Information supplied →
____

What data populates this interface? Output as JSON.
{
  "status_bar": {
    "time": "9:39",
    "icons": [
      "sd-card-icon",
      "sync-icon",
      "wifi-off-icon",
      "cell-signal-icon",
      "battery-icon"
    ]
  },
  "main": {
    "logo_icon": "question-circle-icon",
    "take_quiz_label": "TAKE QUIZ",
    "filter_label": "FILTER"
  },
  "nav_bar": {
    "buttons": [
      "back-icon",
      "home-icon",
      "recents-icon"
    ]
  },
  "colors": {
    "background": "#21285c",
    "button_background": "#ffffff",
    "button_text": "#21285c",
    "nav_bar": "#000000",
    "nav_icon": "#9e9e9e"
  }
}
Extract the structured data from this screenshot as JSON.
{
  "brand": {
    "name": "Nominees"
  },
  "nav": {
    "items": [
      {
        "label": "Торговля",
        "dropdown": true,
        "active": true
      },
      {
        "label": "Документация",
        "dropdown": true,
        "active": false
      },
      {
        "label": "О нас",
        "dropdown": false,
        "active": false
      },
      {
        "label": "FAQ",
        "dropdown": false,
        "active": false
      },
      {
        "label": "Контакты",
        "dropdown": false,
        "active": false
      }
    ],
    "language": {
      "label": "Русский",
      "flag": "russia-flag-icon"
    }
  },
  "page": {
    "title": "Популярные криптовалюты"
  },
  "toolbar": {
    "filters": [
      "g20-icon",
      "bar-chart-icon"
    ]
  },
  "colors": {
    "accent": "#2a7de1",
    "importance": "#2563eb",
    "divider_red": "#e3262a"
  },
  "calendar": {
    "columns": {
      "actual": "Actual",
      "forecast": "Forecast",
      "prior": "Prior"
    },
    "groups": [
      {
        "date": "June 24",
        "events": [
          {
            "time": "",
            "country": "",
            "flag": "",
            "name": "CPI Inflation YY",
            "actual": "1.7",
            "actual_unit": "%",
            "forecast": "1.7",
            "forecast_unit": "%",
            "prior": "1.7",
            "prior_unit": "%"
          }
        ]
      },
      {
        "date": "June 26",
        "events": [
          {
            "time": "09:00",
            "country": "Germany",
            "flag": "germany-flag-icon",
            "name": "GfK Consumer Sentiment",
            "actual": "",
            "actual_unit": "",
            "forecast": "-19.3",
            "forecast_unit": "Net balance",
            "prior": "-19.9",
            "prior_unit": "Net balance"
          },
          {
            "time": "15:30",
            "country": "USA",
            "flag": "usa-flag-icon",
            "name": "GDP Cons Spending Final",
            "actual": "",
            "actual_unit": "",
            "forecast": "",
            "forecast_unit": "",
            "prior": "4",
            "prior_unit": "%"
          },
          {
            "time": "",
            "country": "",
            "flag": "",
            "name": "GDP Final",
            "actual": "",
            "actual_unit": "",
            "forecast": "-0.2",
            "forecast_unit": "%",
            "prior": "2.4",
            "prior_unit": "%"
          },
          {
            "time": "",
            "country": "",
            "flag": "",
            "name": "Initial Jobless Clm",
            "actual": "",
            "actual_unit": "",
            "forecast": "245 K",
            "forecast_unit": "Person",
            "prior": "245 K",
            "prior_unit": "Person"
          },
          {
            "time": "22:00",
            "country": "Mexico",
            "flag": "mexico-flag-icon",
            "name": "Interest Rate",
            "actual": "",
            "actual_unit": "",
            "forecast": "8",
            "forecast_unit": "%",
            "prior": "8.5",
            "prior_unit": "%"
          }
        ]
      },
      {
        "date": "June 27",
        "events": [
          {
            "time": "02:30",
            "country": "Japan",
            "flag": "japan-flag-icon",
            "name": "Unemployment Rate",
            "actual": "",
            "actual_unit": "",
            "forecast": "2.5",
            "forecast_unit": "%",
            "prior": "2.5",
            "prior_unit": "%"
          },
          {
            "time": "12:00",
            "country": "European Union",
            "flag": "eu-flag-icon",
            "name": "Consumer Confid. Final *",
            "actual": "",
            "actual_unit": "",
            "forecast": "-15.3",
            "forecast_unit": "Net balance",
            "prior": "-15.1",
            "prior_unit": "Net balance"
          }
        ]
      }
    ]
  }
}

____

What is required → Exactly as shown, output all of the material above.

Answer area →
What data populates this interface? Output as JSON.
{
  "status_bar": {
    "time": "9:39",
    "icons": [
      "sd-card-icon",
      "sync-icon",
      "wifi-off-icon",
      "cell-signal-icon",
      "battery-icon"
    ]
  },
  "main": {
    "logo_icon": "question-circle-icon",
    "take_quiz_label": "TAKE QUIZ",
    "filter_label": "FILTER"
  },
  "nav_bar": {
    "buttons": [
      "back-icon",
      "home-icon",
      "recents-icon"
    ]
  },
  "colors": {
    "background": "#21285c",
    "button_background": "#ffffff",
    "button_text": "#21285c",
    "nav_bar": "#000000",
    "nav_icon": "#9e9e9e"
  }
}
Extract the structured data from this screenshot as JSON.
{
  "brand": {
    "name": "Nominees"
  },
  "nav": {
    "items": [
      {
        "label": "Торговля",
        "dropdown": true,
        "active": true
      },
      {
        "label": "Документация",
        "dropdown": true,
        "active": false
      },
      {
        "label": "О нас",
        "dropdown": false,
        "active": false
      },
      {
        "label": "FAQ",
        "dropdown": false,
        "active": false
      },
      {
        "label": "Контакты",
        "dropdown": false,
        "active": false
      }
    ],
    "language": {
      "label": "Русский",
      "flag": "russia-flag-icon"
    }
  },
  "page": {
    "title": "Популярные криптовалюты"
  },
  "toolbar": {
    "filters": [
      "g20-icon",
      "bar-chart-icon"
    ]
  },
  "colors": {
    "accent": "#2a7de1",
    "importance": "#2563eb",
    "divider_red": "#e3262a"
  },
  "calendar": {
    "columns": {
      "actual": "Actual",
      "forecast": "Forecast",
      "prior": "Prior"
    },
    "groups": [
      {
        "date": "June 24",
        "events": [
          {
            "time": "",
            "country": "",
            "flag": "",
            "name": "CPI Inflation YY",
            "actual": "1.7",
            "actual_unit": "%",
            "forecast": "1.7",
            "forecast_unit": "%",
            "prior": "1.7",
            "prior_unit": "%"
          }
        ]
      },
      {
        "date": "June 26",
        "events": [
          {
            "time": "09:00",
            "country": "Germany",
            "flag": "germany-flag-icon",
            "name": "GfK Consumer Sentiment",
            "actual": "",
            "actual_unit": "",
            "forecast": "-19.3",
            "forecast_unit": "Net balance",
            "prior": "-19.9",
            "prior_unit": "Net balance"
          },
          {
            "time": "15:30",
            "country": "USA",
            "flag": "usa-flag-icon",
            "name": "GDP Cons Spending Final",
            "actual": "",
            "actual_unit": "",
            "forecast": "",
            "forecast_unit": "",
            "prior": "4",
            "prior_unit": "%"
          },
          {
            "time": "",
            "country": "",
            "flag": "",
            "name": "GDP Final",
            "actual": "",
            "actual_unit": "",
            "forecast": "-0.2",
            "forecast_unit": "%",
            "prior": "2.4",
            "prior_unit": "%"
          },
          {
            "time": "",
            "country": "",
            "flag": "",
            "name": "Initial Jobless Clm",
            "actual": "",
            "actual_unit": "",
            "forecast": "245 K",
            "forecast_unit": "Person",
            "prior": "245 K",
            "prior_unit": "Person"
          },
          {
            "time": "22:00",
            "country": "Mexico",
            "flag": "mexico-flag-icon",
            "name": "Interest Rate",
            "actual": "",
            "actual_unit": "",
            "forecast": "8",
            "forecast_unit": "%",
            "prior": "8.5",
            "prior_unit": "%"
          }
        ]
      },
      {
        "date": "June 27",
        "events": [
          {
            "time": "02:30",
            "country": "Japan",
            "flag": "japan-flag-icon",
            "name": "Unemployment Rate",
            "actual": "",
            "actual_unit": "",
            "forecast": "2.5",
            "forecast_unit": "%",
            "prior": "2.5",
            "prior_unit": "%"
          },
          {
            "time": "12:00",
            "country": "European Union",
            "flag": "eu-flag-icon",
            "name": "Consumer Confid. Final *",
            "actual": "",
            "actual_unit": "",
            "forecast": "-15.3",
            "forecast_unit": "Net balance",
            "prior": "-15.1",
            "prior_unit": "Net balance"
          }
        ]
      }
    ]
  }
}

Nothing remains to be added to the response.